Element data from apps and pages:

------------------------

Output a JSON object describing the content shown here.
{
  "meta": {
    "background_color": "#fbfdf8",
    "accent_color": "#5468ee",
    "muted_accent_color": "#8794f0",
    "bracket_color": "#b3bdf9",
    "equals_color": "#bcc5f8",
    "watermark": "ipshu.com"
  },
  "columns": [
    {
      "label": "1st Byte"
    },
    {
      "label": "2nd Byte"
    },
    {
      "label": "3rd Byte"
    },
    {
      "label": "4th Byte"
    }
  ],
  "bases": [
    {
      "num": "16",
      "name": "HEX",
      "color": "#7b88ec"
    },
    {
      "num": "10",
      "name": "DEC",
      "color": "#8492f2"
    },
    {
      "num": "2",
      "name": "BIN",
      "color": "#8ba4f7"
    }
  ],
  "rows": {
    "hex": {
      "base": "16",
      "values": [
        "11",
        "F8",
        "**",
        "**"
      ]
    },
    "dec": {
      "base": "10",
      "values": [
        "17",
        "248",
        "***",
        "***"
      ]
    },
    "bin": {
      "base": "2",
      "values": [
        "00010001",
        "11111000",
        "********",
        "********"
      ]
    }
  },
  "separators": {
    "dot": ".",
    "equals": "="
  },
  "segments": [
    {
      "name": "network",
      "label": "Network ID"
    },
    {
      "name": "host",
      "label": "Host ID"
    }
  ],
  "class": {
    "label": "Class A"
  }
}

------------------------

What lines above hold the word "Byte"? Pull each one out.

— WRITTEN RESPONSE —
      "label": "1st Byte"
      "label": "2nd Byte"
      "label": "3rd Byte"
      "label": "4th Byte"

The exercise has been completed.